Let in the good
Last weekend I met an old friend at a birthday party. She didn’t look too happy and it turned out she had just split up from her boyfriend of seven years and had moved into a bare housing association flat on her own. The job she had been so pleased to get following the completion of her PhD turned out a disappointment and there was lots of tension with her colleagues. Years ago she had done a couple of mindfulness courses (one with me), but had somewhat got out of the habit of practise. Her depression had come back and she was at the end of a course of talking therapy. Had it helped her, I asked, and she said: ‘Not really’. She looked me straight into the eye. I sensed her pain. What could I say to her, apart from expressing my empathy with her loneliness and depression and wish for love and harmony? Generally I try not to give uninvited advice. But somehow I felt moved to...... read more

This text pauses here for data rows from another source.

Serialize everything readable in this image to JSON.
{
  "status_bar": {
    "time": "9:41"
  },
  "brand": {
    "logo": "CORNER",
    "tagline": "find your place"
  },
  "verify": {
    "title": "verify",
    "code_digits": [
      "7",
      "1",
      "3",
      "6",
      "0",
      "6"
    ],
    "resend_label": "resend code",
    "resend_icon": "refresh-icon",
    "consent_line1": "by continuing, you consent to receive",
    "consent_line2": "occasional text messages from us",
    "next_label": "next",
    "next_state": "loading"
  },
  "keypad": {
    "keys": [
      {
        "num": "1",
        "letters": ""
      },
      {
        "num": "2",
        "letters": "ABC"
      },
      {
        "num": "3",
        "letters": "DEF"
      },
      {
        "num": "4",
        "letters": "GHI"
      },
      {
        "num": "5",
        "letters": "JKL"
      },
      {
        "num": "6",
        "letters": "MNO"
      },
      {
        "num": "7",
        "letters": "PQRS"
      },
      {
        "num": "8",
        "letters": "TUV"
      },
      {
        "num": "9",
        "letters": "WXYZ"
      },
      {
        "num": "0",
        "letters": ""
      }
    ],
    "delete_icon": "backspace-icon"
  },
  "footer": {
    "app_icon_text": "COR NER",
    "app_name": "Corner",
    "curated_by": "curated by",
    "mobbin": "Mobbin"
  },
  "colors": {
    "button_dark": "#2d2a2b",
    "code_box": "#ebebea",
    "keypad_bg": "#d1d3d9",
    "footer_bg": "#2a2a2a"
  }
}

More on needs
Pen perched, I sit in the sunlit bay window waiting for inspiration for this second instalment of the Mindful Living newsletter. My head is full of the cold and I can’t think clearly. The more I push myself: ‘Come on, think! You said you’d write something about feelings and requests. Surely you can remember something interesting and educational from the last couple of course sessions, to share with your readers?’ the more blank my mind feels.

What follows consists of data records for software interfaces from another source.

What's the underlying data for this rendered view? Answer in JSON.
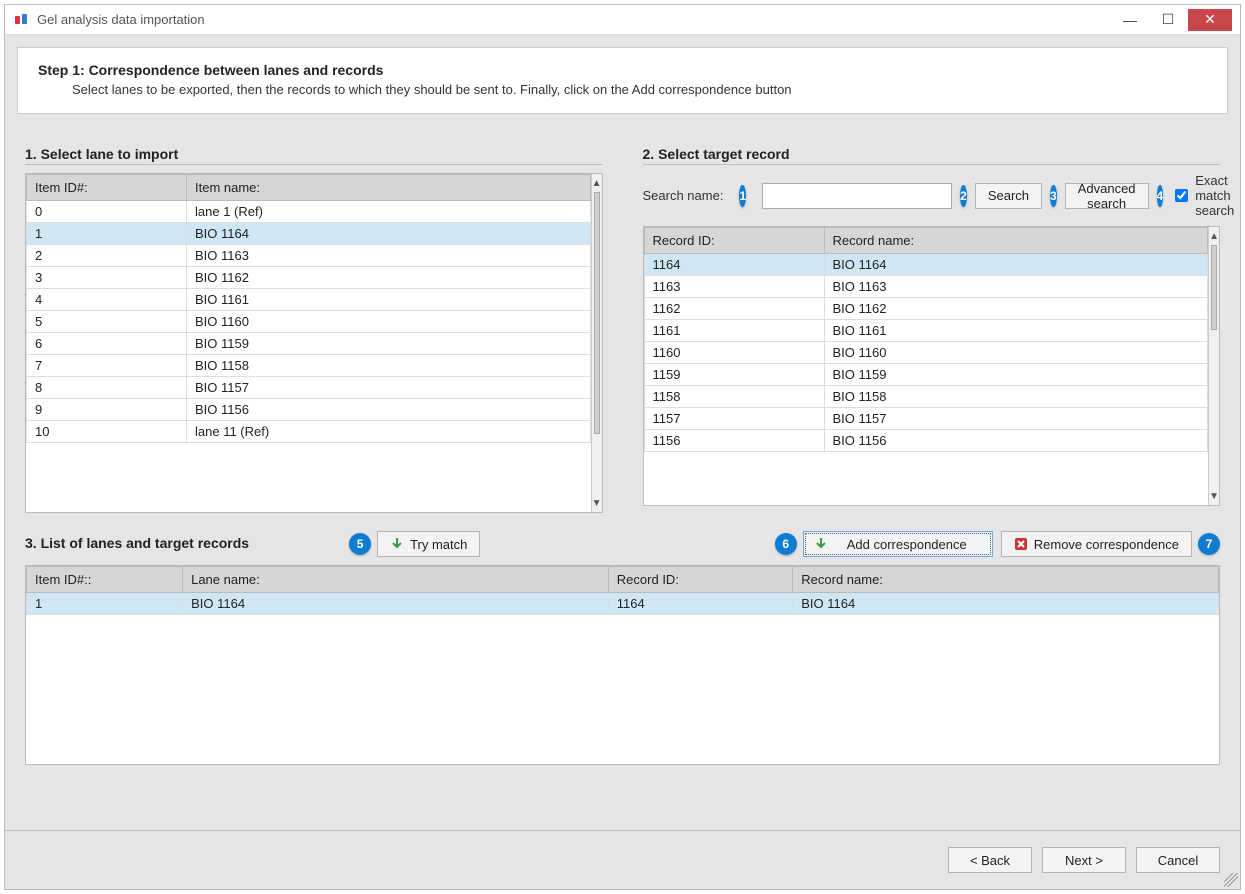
{
  "window": {
    "title": "Gel analysis data importation"
  },
  "header": {
    "step_title": "Step 1: Correspondence between lanes and records",
    "description": "Select lanes to be exported, then the records to which they should be sent to. Finally, click on the Add correspondence button"
  },
  "annotations": [
    "1",
    "2",
    "3",
    "4",
    "5",
    "6",
    "7"
  ],
  "lanes": {
    "title": "1. Select lane to import",
    "col_id": "Item ID#:",
    "col_name": "Item name:",
    "selected_index": 1,
    "rows": [
      {
        "id": "0",
        "name": "lane 1 (Ref)"
      },
      {
        "id": "1",
        "name": "BIO 1164"
      },
      {
        "id": "2",
        "name": "BIO 1163"
      },
      {
        "id": "3",
        "name": "BIO 1162"
      },
      {
        "id": "4",
        "name": "BIO 1161"
      },
      {
        "id": "5",
        "name": "BIO 1160"
      },
      {
        "id": "6",
        "name": "BIO 1159"
      },
      {
        "id": "7",
        "name": "BIO 1158"
      },
      {
        "id": "8",
        "name": "BIO 1157"
      },
      {
        "id": "9",
        "name": "BIO 1156"
      },
      {
        "id": "10",
        "name": "lane 11 (Ref)"
      }
    ]
  },
  "records": {
    "title": "2. Select target record",
    "search_label": "Search name:",
    "search_value": "",
    "search_btn": "Search",
    "advanced_btn": "Advanced search",
    "exact_label": "Exact match search",
    "exact_checked": true,
    "col_id": "Record ID:",
    "col_name": "Record name:",
    "selected_index": 0,
    "rows": [
      {
        "id": "1164",
        "name": "BIO 1164"
      },
      {
        "id": "1163",
        "name": "BIO 1163"
      },
      {
        "id": "1162",
        "name": "BIO 1162"
      },
      {
        "id": "1161",
        "name": "BIO 1161"
      },
      {
        "id": "1160",
        "name": "BIO 1160"
      },
      {
        "id": "1159",
        "name": "BIO 1159"
      },
      {
        "id": "1158",
        "name": "BIO 1158"
      },
      {
        "id": "1157",
        "name": "BIO 1157"
      },
      {
        "id": "1156",
        "name": "BIO 1156"
      }
    ]
  },
  "mid": {
    "title": "3. List of lanes and target records",
    "try_match": "Try match",
    "add_corr": "Add correspondence",
    "remove_corr": "Remove correspondence"
  },
  "corr": {
    "col1": "Item ID#::",
    "col2": "Lane name:",
    "col3": "Record ID:",
    "col4": "Record name:",
    "rows": [
      {
        "item": "1",
        "lane": "BIO 1164",
        "recid": "1164",
        "recname": "BIO 1164"
      }
    ]
  },
  "footer": {
    "back": "< Back",
    "next": "Next >",
    "cancel": "Cancel"
  }
}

So I change tack. I ask myself: ‘What do I need right now?’ ‘Ease and kindness’ the answer comes. Of course! I let myself experience the relief of insight and feel warmth spreading through my heart; the forehead un-wrinkles and I breathe more fully. I let go of my fixation with the end-result of having to produce an interesting article. Ease and kindness – this feels good. I could sit like this for a long time, doing nothing. But hey – I am actually writing. Writing about the present experience fits beautifully with ease and kindness. Suddenly I am aware of the aftertaste of the hot lemon, ginger and honey drink I just had. I smell the green sweetness of the wide open tulips..... read more
This month we started the 8 wk ‘mindful communication’ course and it is proving to be the highlight of my week! Using a mixture of mindfulness practices and workshopstyle explorations we have built a warm, open and sensitive ambience in which explore some of the more tricky communication issues in our lives.
We looked at Observation (or lack of): How we are so tempted to create a bite size and biting (i.e. judgmental) story around our experience that then defines our reality. ‘My boss deliberately ignores me’ went round and round in Jane’s (not her name) head, together with possible explanations as to why this is so. We tried to tease out what kind of behaviour would be observed by a camera in the office: the bare facts. We got to: ‘Her face is neutral and she mostly interacts with the whole group, rather than any individuals.’ By asking the question ‘what did you actually see and hear’ we brought mindfulness into play. A large part of mindfulness practice consists in noticing, through the senses, what is happening in the moment, free of judgment. It activates a calmer way of being, and that seemingly occurs even when being mindful in hindsight, remembering what we saw, felt, heard in past moments. By tapping into that mode of being Jane created a larger perspective and started to have more of a sense of choice.
But she was still pretty worked up about the situation, still rehearsing her story about what she thought her boss was thinking. She is not alone in.... read more